Among the entries, which lines carry the string "dword"? Copy each of them.
- - - - - - -
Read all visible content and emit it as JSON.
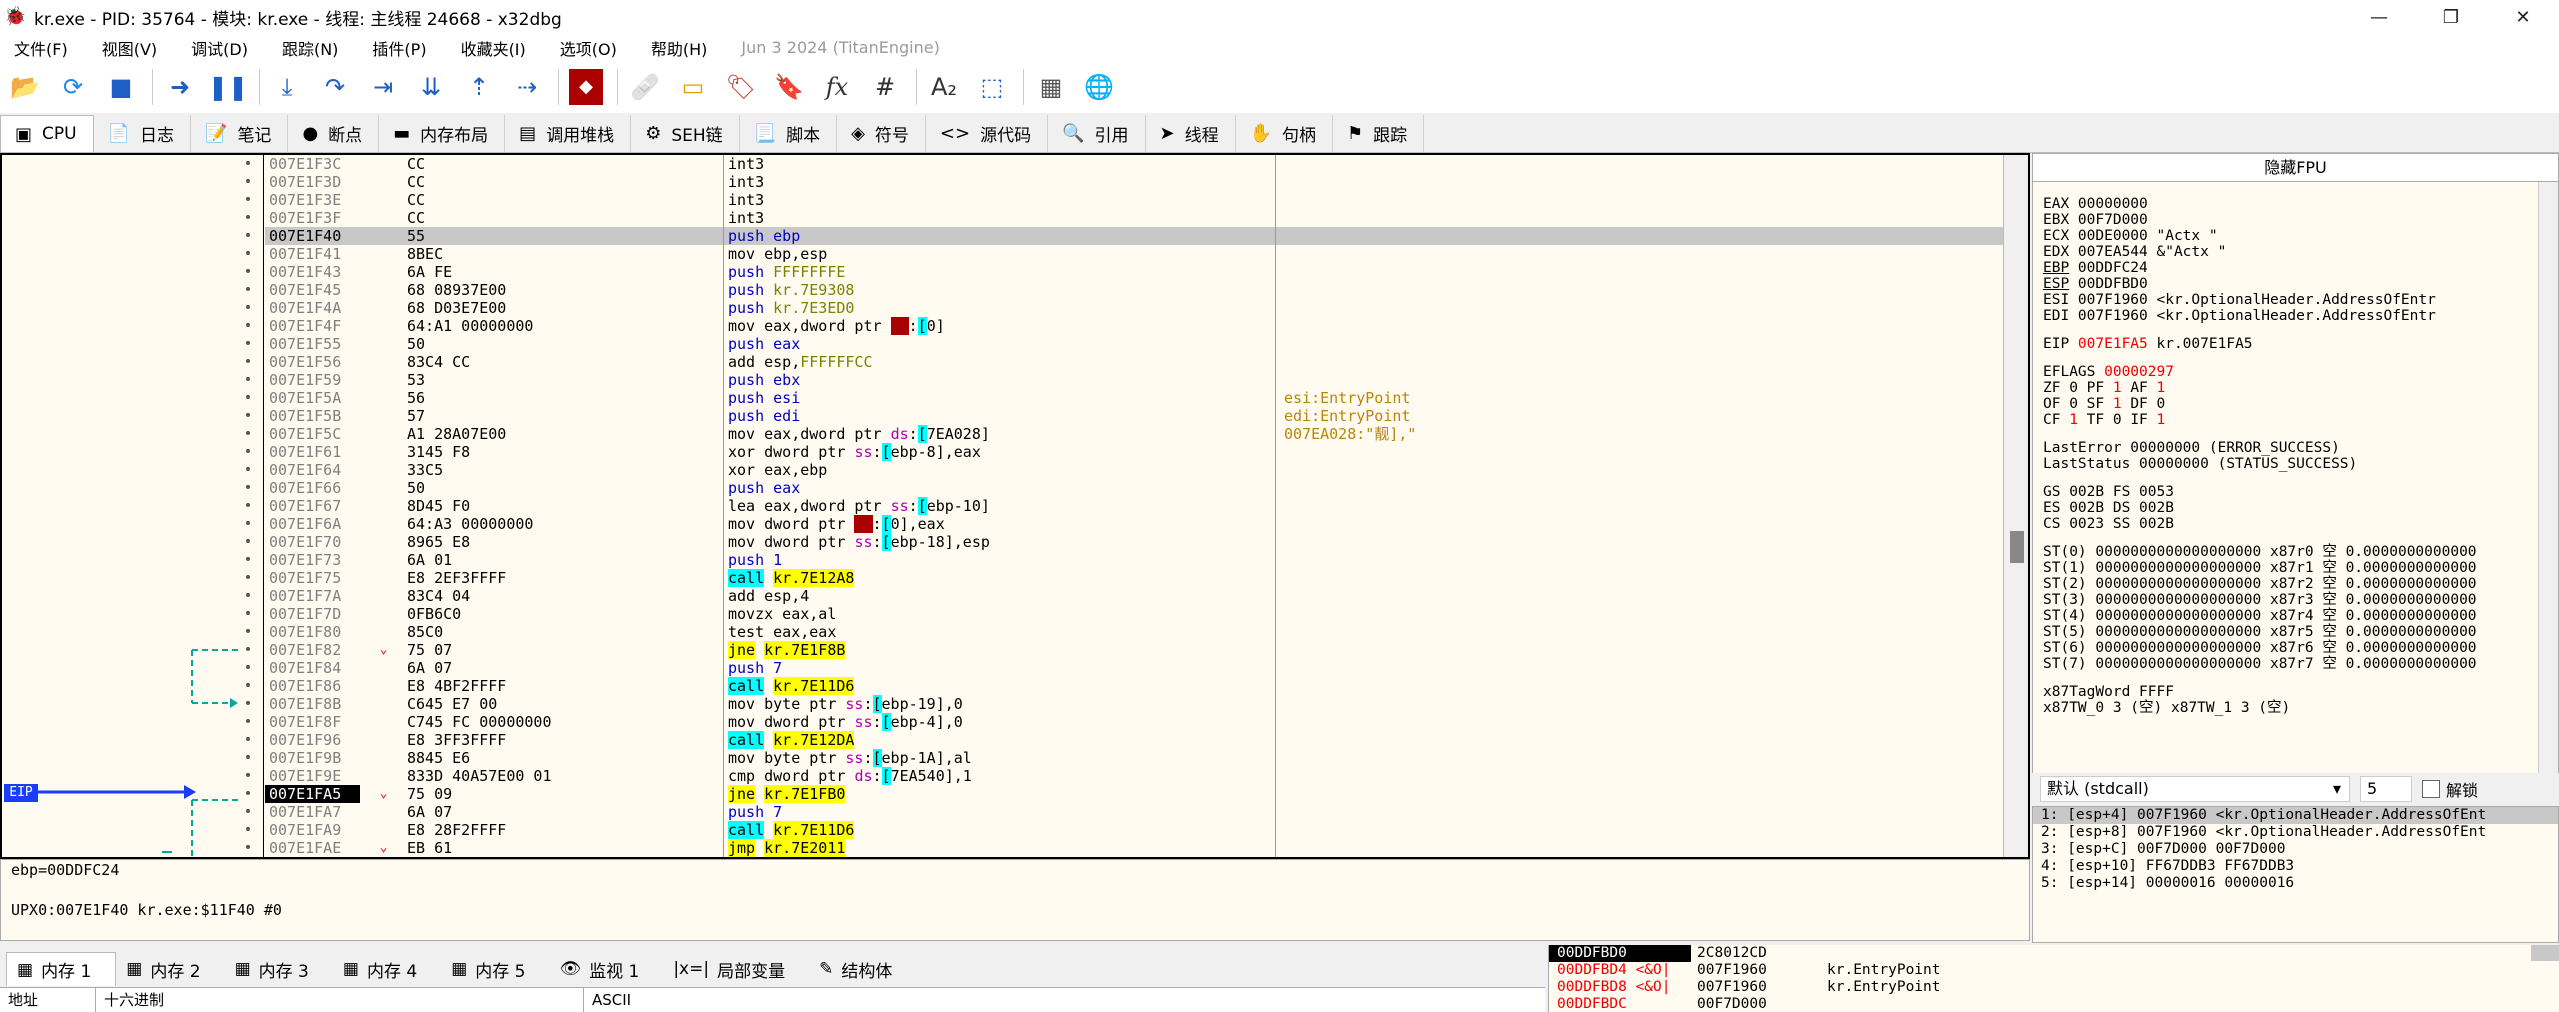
{
  "window": {
    "title": "kr.exe - PID: 35764 - 模块: kr.exe - 线程: 主线程 24668 - x32dbg",
    "min": "—",
    "max": "❐",
    "close": "✕"
  },
  "menu": [
    "文件(F)",
    "视图(V)",
    "调试(D)",
    "跟踪(N)",
    "插件(P)",
    "收藏夹(I)",
    "选项(O)",
    "帮助(H)"
  ],
  "menu_date": "Jun 3 2024 (TitanEngine)",
  "toolbar_icons": [
    "open-folder-icon",
    "restart-icon",
    "stop-icon",
    "run-icon",
    "pause-icon",
    "step-into-icon",
    "step-over-icon",
    "trace-into-icon",
    "trace-over-icon",
    "execute-till-return-icon",
    "run-to-user-code-icon",
    "script-icon",
    "patch-icon",
    "comment-icon",
    "label-icon",
    "bookmark-icon",
    "function-icon",
    "hash-icon",
    "font-icon",
    "scylla-icon",
    "calculator-icon",
    "globe-icon"
  ],
  "toolbar_glyphs": [
    "📂",
    "⟳",
    "■",
    "➜",
    "❚❚",
    "⤓",
    "↷",
    "⇥",
    "⇊",
    "⇡",
    "⇢",
    "◆",
    "🩹",
    "▭",
    "🏷",
    "🔖",
    "fx",
    "#",
    "A₂",
    "⬚",
    "▦",
    "🌐"
  ],
  "tabs": [
    {
      "icon": "▣",
      "label": "CPU"
    },
    {
      "icon": "📄",
      "label": "日志"
    },
    {
      "icon": "📝",
      "label": "笔记"
    },
    {
      "icon": "●",
      "label": "断点"
    },
    {
      "icon": "▬",
      "label": "内存布局"
    },
    {
      "icon": "▤",
      "label": "调用堆栈"
    },
    {
      "icon": "⚙",
      "label": "SEH链"
    },
    {
      "icon": "📃",
      "label": "脚本"
    },
    {
      "icon": "◈",
      "label": "符号"
    },
    {
      "icon": "<>",
      "label": "源代码"
    },
    {
      "icon": "🔍",
      "label": "引用"
    },
    {
      "icon": "➤",
      "label": "线程"
    },
    {
      "icon": "✋",
      "label": "句柄"
    },
    {
      "icon": "⚑",
      "label": "跟踪"
    }
  ],
  "eip_label": "EIP",
  "disasm": [
    {
      "addr": "007E1F3C",
      "arr": "",
      "bytes": "CC",
      "asm": "int3",
      "cls": "kw-int3",
      "cmt": ""
    },
    {
      "addr": "007E1F3D",
      "arr": "",
      "bytes": "CC",
      "asm": "int3",
      "cls": "kw-int3",
      "cmt": ""
    },
    {
      "addr": "007E1F3E",
      "arr": "",
      "bytes": "CC",
      "asm": "int3",
      "cls": "kw-int3",
      "cmt": ""
    },
    {
      "addr": "007E1F3F",
      "arr": "",
      "bytes": "CC",
      "asm": "int3",
      "cls": "kw-int3",
      "cmt": ""
    },
    {
      "addr": "007E1F40",
      "arr": "",
      "bytes": "55",
      "asm": "push ebp",
      "cls": "kw-push",
      "cmt": "",
      "cur": true
    },
    {
      "addr": "007E1F41",
      "arr": "",
      "bytes": "8BEC",
      "asm": "mov ebp,esp",
      "cls": "kw-mov",
      "cmt": ""
    },
    {
      "addr": "007E1F43",
      "arr": "",
      "bytes": "6A FE",
      "asm": "push FFFFFFFE",
      "cls": "kw-push",
      "cmt": ""
    },
    {
      "addr": "007E1F45",
      "arr": "",
      "bytes": "68 08937E00",
      "asm": "push kr.7E9308",
      "cls": "kw-push",
      "cmt": ""
    },
    {
      "addr": "007E1F4A",
      "arr": "",
      "bytes": "68 D03E7E00",
      "asm": "push kr.7E3ED0",
      "cls": "kw-push",
      "cmt": ""
    },
    {
      "addr": "007E1F4F",
      "arr": "",
      "bytes": "64:A1 00000000",
      "asm": "mov eax,dword ptr fs:[0]",
      "cls": "kw-mov",
      "cmt": ""
    },
    {
      "addr": "007E1F55",
      "arr": "",
      "bytes": "50",
      "asm": "push eax",
      "cls": "kw-push",
      "cmt": ""
    },
    {
      "addr": "007E1F56",
      "arr": "",
      "bytes": "83C4 CC",
      "asm": "add esp,FFFFFFCC",
      "cls": "kw-mov",
      "cmt": ""
    },
    {
      "addr": "007E1F59",
      "arr": "",
      "bytes": "53",
      "asm": "push ebx",
      "cls": "kw-push",
      "cmt": ""
    },
    {
      "addr": "007E1F5A",
      "arr": "",
      "bytes": "56",
      "asm": "push esi",
      "cls": "kw-push",
      "cmt": "esi:EntryPoint"
    },
    {
      "addr": "007E1F5B",
      "arr": "",
      "bytes": "57",
      "asm": "push edi",
      "cls": "kw-push",
      "cmt": "edi:EntryPoint"
    },
    {
      "addr": "007E1F5C",
      "arr": "",
      "bytes": "A1 28A07E00",
      "asm": "mov eax,dword ptr ds:[7EA028]",
      "cls": "kw-mov",
      "cmt": "007EA028:\"靓],\""
    },
    {
      "addr": "007E1F61",
      "arr": "",
      "bytes": "3145 F8",
      "asm": "xor dword ptr ss:[ebp-8],eax",
      "cls": "kw-mov",
      "cmt": ""
    },
    {
      "addr": "007E1F64",
      "arr": "",
      "bytes": "33C5",
      "asm": "xor eax,ebp",
      "cls": "kw-mov",
      "cmt": ""
    },
    {
      "addr": "007E1F66",
      "arr": "",
      "bytes": "50",
      "asm": "push eax",
      "cls": "kw-push",
      "cmt": ""
    },
    {
      "addr": "007E1F67",
      "arr": "",
      "bytes": "8D45 F0",
      "asm": "lea eax,dword ptr ss:[ebp-10]",
      "cls": "kw-mov",
      "cmt": ""
    },
    {
      "addr": "007E1F6A",
      "arr": "",
      "bytes": "64:A3 00000000",
      "asm": "mov dword ptr fs:[0],eax",
      "cls": "kw-mov",
      "cmt": ""
    },
    {
      "addr": "007E1F70",
      "arr": "",
      "bytes": "8965 E8",
      "asm": "mov dword ptr ss:[ebp-18],esp",
      "cls": "kw-mov",
      "cmt": ""
    },
    {
      "addr": "007E1F73",
      "arr": "",
      "bytes": "6A 01",
      "asm": "push 1",
      "cls": "kw-push",
      "cmt": ""
    },
    {
      "addr": "007E1F75",
      "arr": "",
      "bytes": "E8 2EF3FFFF",
      "asm": "call kr.7E12A8",
      "cls": "kw-call",
      "cmt": ""
    },
    {
      "addr": "007E1F7A",
      "arr": "",
      "bytes": "83C4 04",
      "asm": "add esp,4",
      "cls": "kw-mov",
      "cmt": ""
    },
    {
      "addr": "007E1F7D",
      "arr": "",
      "bytes": "0FB6C0",
      "asm": "movzx eax,al",
      "cls": "kw-mov",
      "cmt": ""
    },
    {
      "addr": "007E1F80",
      "arr": "",
      "bytes": "85C0",
      "asm": "test eax,eax",
      "cls": "kw-mov",
      "cmt": ""
    },
    {
      "addr": "007E1F82",
      "arr": "⌄",
      "bytes": "75 07",
      "asm": "jne kr.7E1F8B",
      "cls": "kw-jmp",
      "cmt": ""
    },
    {
      "addr": "007E1F84",
      "arr": "",
      "bytes": "6A 07",
      "asm": "push 7",
      "cls": "kw-push",
      "cmt": ""
    },
    {
      "addr": "007E1F86",
      "arr": "",
      "bytes": "E8 4BF2FFFF",
      "asm": "call kr.7E11D6",
      "cls": "kw-call",
      "cmt": ""
    },
    {
      "addr": "007E1F8B",
      "arr": "",
      "bytes": "C645 E7 00",
      "asm": "mov byte ptr ss:[ebp-19],0",
      "cls": "kw-mov",
      "cmt": ""
    },
    {
      "addr": "007E1F8F",
      "arr": "",
      "bytes": "C745 FC 00000000",
      "asm": "mov dword ptr ss:[ebp-4],0",
      "cls": "kw-mov",
      "cmt": ""
    },
    {
      "addr": "007E1F96",
      "arr": "",
      "bytes": "E8 3FF3FFFF",
      "asm": "call kr.7E12DA",
      "cls": "kw-call",
      "cmt": ""
    },
    {
      "addr": "007E1F9B",
      "arr": "",
      "bytes": "8845 E6",
      "asm": "mov byte ptr ss:[ebp-1A],al",
      "cls": "kw-mov",
      "cmt": ""
    },
    {
      "addr": "007E1F9E",
      "arr": "",
      "bytes": "833D 40A57E00 01",
      "asm": "cmp dword ptr ds:[7EA540],1",
      "cls": "kw-mov",
      "cmt": ""
    },
    {
      "addr": "007E1FA5",
      "arr": "⌄",
      "bytes": "75 09",
      "asm": "jne kr.7E1FB0",
      "cls": "kw-jmp",
      "cmt": "",
      "eip": true
    },
    {
      "addr": "007E1FA7",
      "arr": "",
      "bytes": "6A 07",
      "asm": "push 7",
      "cls": "kw-push",
      "cmt": ""
    },
    {
      "addr": "007E1FA9",
      "arr": "",
      "bytes": "E8 28F2FFFF",
      "asm": "call kr.7E11D6",
      "cls": "kw-call",
      "cmt": ""
    },
    {
      "addr": "007E1FAE",
      "arr": "⌄",
      "bytes": "EB 61",
      "asm": "jmp kr.7E2011",
      "cls": "kw-jmp",
      "cmt": ""
    }
  ],
  "info_lines": [
    "ebp=00DDFC24",
    "",
    "UPX0:007E1F40 kr.exe:$11F40 #0"
  ],
  "regs_header": "隐藏FPU",
  "regs": [
    "EAX    00000000",
    "EBX    00F7D000",
    "ECX    00DE0000     \"Actx \"",
    "EDX    007EA544     &\"Actx \"",
    "EBP    00DDFC24",
    "ESP    00DDFBD0",
    "ESI    007F1960     <kr.OptionalHeader.AddressOfEntr",
    "EDI    007F1960     <kr.OptionalHeader.AddressOfEntr",
    "",
    "EIP    007E1FA5     kr.007E1FA5",
    "",
    "EFLAGS    00000297",
    "ZF 0  PF 1  AF 1",
    "OF 0  SF 1  DF 0",
    "CF 1  TF 0  IF 1",
    "",
    "LastError  00000000 (ERROR_SUCCESS)",
    "LastStatus 00000000 (STATUS_SUCCESS)",
    "",
    "GS 002B  FS 0053",
    "ES 002B  DS 002B",
    "CS 0023  SS 002B",
    "",
    "ST(0) 0000000000000000000 x87r0 空 0.0000000000000",
    "ST(1) 0000000000000000000 x87r1 空 0.0000000000000",
    "ST(2) 0000000000000000000 x87r2 空 0.0000000000000",
    "ST(3) 0000000000000000000 x87r3 空 0.0000000000000",
    "ST(4) 0000000000000000000 x87r4 空 0.0000000000000",
    "ST(5) 0000000000000000000 x87r5 空 0.0000000000000",
    "ST(6) 0000000000000000000 x87r6 空 0.0000000000000",
    "ST(7) 0000000000000000000 x87r7 空 0.0000000000000",
    "",
    "x87TagWord  FFFF",
    "x87TW_0 3 (空)      x87TW_1 3 (空)"
  ],
  "callconv": {
    "value": "默认 (stdcall)",
    "arrow": "▾",
    "count": "5",
    "unlock": "解锁"
  },
  "stack_args": [
    "1: [esp+4] 007F1960 <kr.OptionalHeader.AddressOfEnt",
    "2: [esp+8] 007F1960 <kr.OptionalHeader.AddressOfEnt",
    "3: [esp+C] 00F7D000 00F7D000",
    "4: [esp+10] FF67DDB3 FF67DDB3",
    "5: [esp+14] 00000016 00000016"
  ],
  "bottom_tabs": [
    {
      "icon": "▦",
      "label": "内存 1"
    },
    {
      "icon": "▦",
      "label": "内存 2"
    },
    {
      "icon": "▦",
      "label": "内存 3"
    },
    {
      "icon": "▦",
      "label": "内存 4"
    },
    {
      "icon": "▦",
      "label": "内存 5"
    },
    {
      "icon": "👁",
      "label": "监视 1"
    },
    {
      "icon": "|x=|",
      "label": "局部变量"
    },
    {
      "icon": "✎",
      "label": "结构体"
    }
  ],
  "dump_header": [
    "地址",
    "十六进制",
    "ASCII"
  ],
  "stack": [
    {
      "addr": "00DDFBD0",
      "val": "2C8012CD",
      "cmt": ""
    },
    {
      "addr": "00DDFBD4",
      "val": "007F1960",
      "cmt": "kr.EntryPoint",
      "mark": "<&O|"
    },
    {
      "addr": "00DDFBD8",
      "val": "007F1960",
      "cmt": "kr.EntryPoint",
      "mark": "<&O|"
    },
    {
      "addr": "00DDFBDC",
      "val": "00F7D000",
      "cmt": ""
    }
  ]
}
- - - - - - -
#### EXERCISE RESULT:
      "asm": "mov eax,dword ptr fs:[0]",
      "asm": "mov eax,dword ptr ds:[7EA028]",
      "asm": "xor dword ptr ss:[ebp-8],eax",
      "asm": "lea eax,dword ptr ss:[ebp-10]",
      "asm": "mov dword ptr fs:[0],eax",
      "asm": "mov dword ptr ss:[ebp-18],esp",
      "asm": "mov dword ptr ss:[ebp-4],0",
      "asm": "cmp dword ptr ds:[7EA540],1",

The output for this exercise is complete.